Ever wonder why people are always dead as a doornail, deaf as a post, or dumb as a rock, but never dead as a post, dumb as a doornail, or deaf as a rock? Phrase origin dictionaries always describe the obscure ancient works of literature in which these expressions first appeared, as if this explains why we're still using them. Why, World Wide Words explains, dead as a doornail comes from The Vision of Piers Plowman written in the 1400s, of course.

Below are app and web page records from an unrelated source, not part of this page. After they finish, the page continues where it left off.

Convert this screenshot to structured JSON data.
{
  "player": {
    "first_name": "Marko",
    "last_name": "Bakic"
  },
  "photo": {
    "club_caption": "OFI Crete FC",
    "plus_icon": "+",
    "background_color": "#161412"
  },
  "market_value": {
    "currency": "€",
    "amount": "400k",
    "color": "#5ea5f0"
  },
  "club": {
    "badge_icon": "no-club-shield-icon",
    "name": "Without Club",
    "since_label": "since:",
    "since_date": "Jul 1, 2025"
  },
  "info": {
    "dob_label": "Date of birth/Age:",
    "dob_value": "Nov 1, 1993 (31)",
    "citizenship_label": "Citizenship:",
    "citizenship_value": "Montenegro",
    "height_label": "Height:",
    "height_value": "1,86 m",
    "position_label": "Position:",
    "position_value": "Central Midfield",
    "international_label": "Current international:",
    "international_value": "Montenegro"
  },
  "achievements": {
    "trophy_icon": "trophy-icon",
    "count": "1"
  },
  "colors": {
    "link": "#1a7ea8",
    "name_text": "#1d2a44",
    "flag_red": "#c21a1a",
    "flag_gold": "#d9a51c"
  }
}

Yes, but I've never heard of The Vision of Piers Plowman. Did I miss out on some cultural phenomenon? I mean, there was this show on Nickelodeon that coined the phrase sucks hose water, which I think is way better, but nobody's still saying that. Do they even still make special nails for doors anymore? My door's made out of some kind of metal, and it's got screws, but no nails.